Six conservation groups filed a lawsuit today challenging the U.S. Fish and Wildlife Service’s decision to reduce protected critical habitat for the endangered woodland caribou by 90 percent.
Last November, Fish and Wildlife officials cut the protected habitat from a proposed 375,562 acres in North Idaho and Northeast Washington to 30,010 acres.
The lawsuit says that the caribou, which are the last remaining herd in the Lower 48 states, need large tracts of undistributed forest to survive.
Idaho’s congressional delegation and rural communities were critical of the larger acreage, citing the low numbers of caribou sighted in recent years.
About 46 woodland caribou are believed to remain in the South Selkirk herd, with most found in British Columbia.
Woodland caribou are adapted to deep snows, feeding on lichen growing on old-growth trees.
The suit was filed by The Lands Council of Spokane, Center for Biological Diversity, Defenders of Wildlife, Conservation Northwest, Idaho Conservation League and the Selkirk Conservation Alliance.
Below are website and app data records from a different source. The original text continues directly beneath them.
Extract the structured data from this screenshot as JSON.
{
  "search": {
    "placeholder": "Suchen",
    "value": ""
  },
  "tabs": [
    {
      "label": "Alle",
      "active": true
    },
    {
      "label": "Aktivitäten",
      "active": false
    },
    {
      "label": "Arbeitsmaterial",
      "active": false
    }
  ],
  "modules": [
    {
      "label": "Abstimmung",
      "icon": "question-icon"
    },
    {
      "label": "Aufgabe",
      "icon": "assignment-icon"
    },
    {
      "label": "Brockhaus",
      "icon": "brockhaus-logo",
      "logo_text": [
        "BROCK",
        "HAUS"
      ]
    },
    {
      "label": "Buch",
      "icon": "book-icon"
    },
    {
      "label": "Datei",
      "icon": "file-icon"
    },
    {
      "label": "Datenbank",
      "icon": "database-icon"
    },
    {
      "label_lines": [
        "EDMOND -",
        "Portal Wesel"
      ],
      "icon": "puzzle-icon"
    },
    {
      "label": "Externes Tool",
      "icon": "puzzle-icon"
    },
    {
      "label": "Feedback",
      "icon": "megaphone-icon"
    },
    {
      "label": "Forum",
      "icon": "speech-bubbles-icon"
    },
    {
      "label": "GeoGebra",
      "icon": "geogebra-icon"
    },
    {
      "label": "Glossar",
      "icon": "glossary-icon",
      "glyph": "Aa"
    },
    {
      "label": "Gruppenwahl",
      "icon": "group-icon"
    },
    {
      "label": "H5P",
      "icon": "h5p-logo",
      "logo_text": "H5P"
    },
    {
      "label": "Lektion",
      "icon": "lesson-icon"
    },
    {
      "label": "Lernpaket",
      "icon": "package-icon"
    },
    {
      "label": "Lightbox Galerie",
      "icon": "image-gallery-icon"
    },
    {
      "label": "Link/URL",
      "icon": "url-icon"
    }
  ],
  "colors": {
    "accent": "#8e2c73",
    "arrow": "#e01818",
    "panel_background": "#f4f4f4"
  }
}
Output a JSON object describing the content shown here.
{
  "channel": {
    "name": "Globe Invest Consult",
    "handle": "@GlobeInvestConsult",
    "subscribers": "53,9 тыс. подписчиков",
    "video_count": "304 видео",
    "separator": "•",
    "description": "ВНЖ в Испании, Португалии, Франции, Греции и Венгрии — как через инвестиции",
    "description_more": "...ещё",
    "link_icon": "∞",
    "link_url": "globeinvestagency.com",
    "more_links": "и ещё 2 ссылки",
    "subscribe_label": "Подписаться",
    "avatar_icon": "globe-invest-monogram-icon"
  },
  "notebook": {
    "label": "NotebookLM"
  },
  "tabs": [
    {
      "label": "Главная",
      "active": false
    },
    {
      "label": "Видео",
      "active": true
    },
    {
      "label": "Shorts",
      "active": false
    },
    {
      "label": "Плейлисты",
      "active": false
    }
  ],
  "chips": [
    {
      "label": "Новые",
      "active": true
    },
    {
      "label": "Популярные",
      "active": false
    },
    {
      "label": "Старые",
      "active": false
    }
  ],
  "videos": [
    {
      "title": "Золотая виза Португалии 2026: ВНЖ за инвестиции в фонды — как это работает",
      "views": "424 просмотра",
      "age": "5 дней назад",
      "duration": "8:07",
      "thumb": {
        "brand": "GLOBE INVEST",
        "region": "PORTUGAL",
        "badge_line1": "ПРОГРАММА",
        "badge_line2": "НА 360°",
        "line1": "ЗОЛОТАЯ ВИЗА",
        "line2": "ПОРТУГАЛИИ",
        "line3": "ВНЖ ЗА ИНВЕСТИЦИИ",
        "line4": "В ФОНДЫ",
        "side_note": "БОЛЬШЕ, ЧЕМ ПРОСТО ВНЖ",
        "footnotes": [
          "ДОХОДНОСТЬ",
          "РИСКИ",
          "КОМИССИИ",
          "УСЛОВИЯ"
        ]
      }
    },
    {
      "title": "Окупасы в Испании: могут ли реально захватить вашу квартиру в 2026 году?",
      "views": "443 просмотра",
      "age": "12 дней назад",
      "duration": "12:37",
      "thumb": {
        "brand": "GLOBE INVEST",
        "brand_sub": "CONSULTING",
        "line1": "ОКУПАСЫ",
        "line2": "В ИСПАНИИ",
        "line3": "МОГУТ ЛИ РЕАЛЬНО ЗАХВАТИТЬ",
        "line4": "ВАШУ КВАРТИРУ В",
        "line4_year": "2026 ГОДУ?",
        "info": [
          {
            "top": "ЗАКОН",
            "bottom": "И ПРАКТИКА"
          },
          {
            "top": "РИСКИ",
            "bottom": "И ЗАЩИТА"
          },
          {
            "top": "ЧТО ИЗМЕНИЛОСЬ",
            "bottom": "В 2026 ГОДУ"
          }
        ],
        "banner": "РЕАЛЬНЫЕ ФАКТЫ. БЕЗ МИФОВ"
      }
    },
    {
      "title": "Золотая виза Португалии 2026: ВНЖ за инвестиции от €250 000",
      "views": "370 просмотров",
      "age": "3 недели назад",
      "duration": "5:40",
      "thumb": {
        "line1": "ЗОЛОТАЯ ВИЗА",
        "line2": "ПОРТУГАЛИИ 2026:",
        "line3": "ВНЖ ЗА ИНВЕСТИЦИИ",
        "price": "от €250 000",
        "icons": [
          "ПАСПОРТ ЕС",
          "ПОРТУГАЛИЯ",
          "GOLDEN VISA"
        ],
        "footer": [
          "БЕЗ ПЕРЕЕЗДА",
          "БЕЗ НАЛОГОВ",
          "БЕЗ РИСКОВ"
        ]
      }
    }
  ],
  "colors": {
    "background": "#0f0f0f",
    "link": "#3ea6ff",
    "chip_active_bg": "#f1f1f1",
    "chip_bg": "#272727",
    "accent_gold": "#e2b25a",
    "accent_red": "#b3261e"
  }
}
sponsored According to two 2015 surveys, 62 percent of Americans do not have enough savings to handle an unexpected emergency, much less any long-term plans.